WEATHER forecasts, six monthly fleece cuts and feed impacts on carcase quality are among new features on the predictive sheep management app ASKBILL.
The Cooperative Research Centre for Sheep Industry Innovation (Sheep CRC) developed the web-based software to provide producers with timely and accurate predictions of sheep well-being and productivity using climate, stock and pasture information.
The incorporation of short and long-term weather forecasts to complement actual measurements and the long-term historic averages is among improvements and additions due to go live ASKBILL this week.
The latest version of ASKBILL has been made live to the producer testing group for final validation ahead of the full commercial launch later this year.
Sheep CRC chief executive James Rowe said the feedback provided to the Sheep CRC development team by producers and farm advisers participating in a user trial has resulted in the changes to enhance ASKBILL’s performance.
“The changes include fewer and better-targeted alerts, faster synchronising of predictions, and new features such as feed budget predictions out to six months to help producers plan from joining to lambing in a single step,” he said.
New features added to ASKBILL include:
- Predictions for carcase weight, fat coverage, and live weight for prime lambs finished on grass, with or without supplementation
- Predictions for greasy fleece weights up to six months out from shearing
- Inclusion of genetic information through the ability to import ram team Australian Sheep Breeding Values (ASBVs), and Flock Profile data from RamSelect to predict meat, fat, wool and live weight performance as flock genetics improve, and
- Addition of long-range predictions of the risk of flystrike, out to six months in advance, to optimise planning of chemical applications.
“These new features will enhance the usefulness of ASKBILL for sheep producers, improving their ability to minimise risk and maximise flock wellbeing and productivity,” Professor Rowe said.
Walcha grazier George Carter has participated in the testing process and has found ASKBILL invaluable in providing pasture forecasts to inform management decisions for meeting forward contracts for prime lambs.
“We can make sure those lambs hit their target specifications and if the forecast is that our pasture base will run short, we can plan the supplementary feeding of those animals to get them to the abattoir on time,” Mr Carter said.
“I can now budget with confidence knowing that my lambs are going to hit the market specifications.

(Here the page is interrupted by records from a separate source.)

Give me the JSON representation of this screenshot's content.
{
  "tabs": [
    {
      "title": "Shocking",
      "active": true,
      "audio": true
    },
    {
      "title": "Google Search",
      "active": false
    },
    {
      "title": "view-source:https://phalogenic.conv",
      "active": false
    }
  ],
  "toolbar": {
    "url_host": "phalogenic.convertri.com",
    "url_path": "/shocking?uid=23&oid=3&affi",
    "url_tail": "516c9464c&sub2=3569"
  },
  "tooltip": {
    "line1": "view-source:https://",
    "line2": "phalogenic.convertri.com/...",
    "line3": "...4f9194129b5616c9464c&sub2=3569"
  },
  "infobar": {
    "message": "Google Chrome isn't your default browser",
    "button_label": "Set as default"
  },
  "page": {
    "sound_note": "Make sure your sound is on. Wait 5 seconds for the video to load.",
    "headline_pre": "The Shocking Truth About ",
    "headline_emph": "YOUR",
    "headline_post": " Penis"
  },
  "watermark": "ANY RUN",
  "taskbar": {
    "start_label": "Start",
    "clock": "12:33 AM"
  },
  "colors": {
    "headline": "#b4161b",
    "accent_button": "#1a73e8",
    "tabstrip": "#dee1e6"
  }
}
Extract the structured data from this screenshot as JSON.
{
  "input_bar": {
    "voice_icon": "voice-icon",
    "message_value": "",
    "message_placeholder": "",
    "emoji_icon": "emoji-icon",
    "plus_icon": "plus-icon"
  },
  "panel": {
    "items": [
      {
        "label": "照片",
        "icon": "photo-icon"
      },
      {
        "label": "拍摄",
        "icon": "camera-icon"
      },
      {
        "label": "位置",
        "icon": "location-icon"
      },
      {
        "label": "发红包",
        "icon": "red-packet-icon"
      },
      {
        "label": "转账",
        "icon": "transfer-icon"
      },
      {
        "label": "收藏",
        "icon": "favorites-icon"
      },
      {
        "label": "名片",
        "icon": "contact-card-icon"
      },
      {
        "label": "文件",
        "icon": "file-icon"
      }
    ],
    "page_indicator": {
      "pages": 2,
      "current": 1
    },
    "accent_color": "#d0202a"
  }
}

It’s all about making sure there’s no surprises.”
Source: Sheep CRC.